Everybody Fights!: yeah, to be the first to switch off the TV when the movie starts
Topless (And Pointless) Nudie Zombie Ladies: only the one, sorry to disappoint you fellas ;-)
Similar Gory Films Of A Genuinely Better Calibre: Wild Zero, Bio-Zombie, anything from the Guinea Pig series, Versus, Stacy, Another Heaven

***Only for rabid fans of zombie genre flicks - otherwise, avoid at all costs***

Junk Wallpaper

You can download this wallpaper here: [800x600] [1024x768]
Wallpaper credit: Larry Burns, 2003

Snowblood Apple Filmographies

Atsushi Muroga
Kaori Shimamura
Osamu Ebara


Junk is a film on which, like Evil Dead Trap, opinion seems to be heavily divided: there are those who worship this movie as a classic innovator of the Japanese Zombie genre, as well as others who think it stinks worse than a three-day-old reanimated topless lady corpse.

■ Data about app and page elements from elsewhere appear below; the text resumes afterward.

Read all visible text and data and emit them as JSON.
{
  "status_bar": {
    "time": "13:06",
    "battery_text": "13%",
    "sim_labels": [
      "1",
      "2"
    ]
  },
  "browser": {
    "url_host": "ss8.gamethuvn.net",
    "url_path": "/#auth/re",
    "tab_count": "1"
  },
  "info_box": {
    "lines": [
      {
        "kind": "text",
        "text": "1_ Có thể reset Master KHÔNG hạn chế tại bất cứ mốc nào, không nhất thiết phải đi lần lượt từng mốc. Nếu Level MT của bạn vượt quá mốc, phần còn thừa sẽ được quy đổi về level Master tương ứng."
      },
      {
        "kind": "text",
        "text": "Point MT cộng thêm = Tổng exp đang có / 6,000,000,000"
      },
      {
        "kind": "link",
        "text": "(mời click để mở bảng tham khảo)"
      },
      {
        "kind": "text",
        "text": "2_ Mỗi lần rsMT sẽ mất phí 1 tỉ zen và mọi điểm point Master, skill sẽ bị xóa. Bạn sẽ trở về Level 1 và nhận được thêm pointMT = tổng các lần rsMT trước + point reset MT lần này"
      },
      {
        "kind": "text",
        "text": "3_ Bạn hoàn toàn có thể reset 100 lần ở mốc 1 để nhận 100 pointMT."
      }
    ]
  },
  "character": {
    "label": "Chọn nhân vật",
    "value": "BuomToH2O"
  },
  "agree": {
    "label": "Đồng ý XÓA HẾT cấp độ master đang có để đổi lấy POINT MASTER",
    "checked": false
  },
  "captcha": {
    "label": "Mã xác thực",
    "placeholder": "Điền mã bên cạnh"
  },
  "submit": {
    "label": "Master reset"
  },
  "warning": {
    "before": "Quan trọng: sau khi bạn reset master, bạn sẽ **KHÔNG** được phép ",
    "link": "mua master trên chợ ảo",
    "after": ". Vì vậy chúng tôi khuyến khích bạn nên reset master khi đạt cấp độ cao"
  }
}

So, don't just take our word for it - here's a cross-section of opinion!

http://www.artsmagic.co.uk/EasternCultCinema/ - Artsmagic have released Junk on a special uncut edition R2 PAL DVD - there are some short reviews here, a really nice gory wallpaper for you to download, and loads of images from the film
http://www.artsmagic.co.uk/EasternCultCinema/Article2.htm - and while you're there, read this delightfully titled article "Zombie Nosh: Wild Zero and Junk" by Kim Kiyoma
http://www.unearthedfilms.com/collection.htm - our friends at Unearthed Films have also just now released an NTSC version of the movie which you can also buy here if NTSC suits you better - there are also some goodies on this site, such as a downloadable trailer and lots of pictures
http://www.jpreview.com/Reviews%20HTML/junk.htm - oh dear, Gareth at JPReview hates this movie almost as much as we do :-)
http://www.kfccinema.com/reviews/horror/junk/junk.html - a fairly ambivalent review at KFC Cinema, by Janick Neveu
http://www.thespinningimage.co.uk/cultfilms/displaycultfilm.asp?reviewid=305 - this review is subtitled, I kid you not, "The Dead Walk.... Slowly" ;-D sheer genius.
http://www.profundis.it/cinema/film/junk.htm - short review in Italian, with some small images
http://www.joblo.com/arrow/junk.htm - a thoroughly schizophrenic review from those lovely chaps at Arrow in the Head, whose conclusion is that Junk is simultaneously supercrappy and supercool ;-)
http://www.rumourmachine.com/Reviews/Junk.htm - another positive review, for which I am completely and utterly baffled...
http://www.teleport-city.com/movies/reviews/i-l/junk.html - ...and another from Keith Allison!...
http://www.sleazegrinder.com/garb_junk.htm - ...well, that makes three in a row ;-)
http://www.horrordvdreviews.com/dvdreviews/junk.php - technical specs and a short summary in German

this review (c) Larry D Burns, 2003. all other text and webdesign (c) 2002, 2003 M. Apple. All characters, situations and images remain the property of their respective owners. The text and webdesign of this site may not be copied, reproduced, mirrored, printed commercially or ripped off in any other way. Do not hotlink directly to images hosted on this site.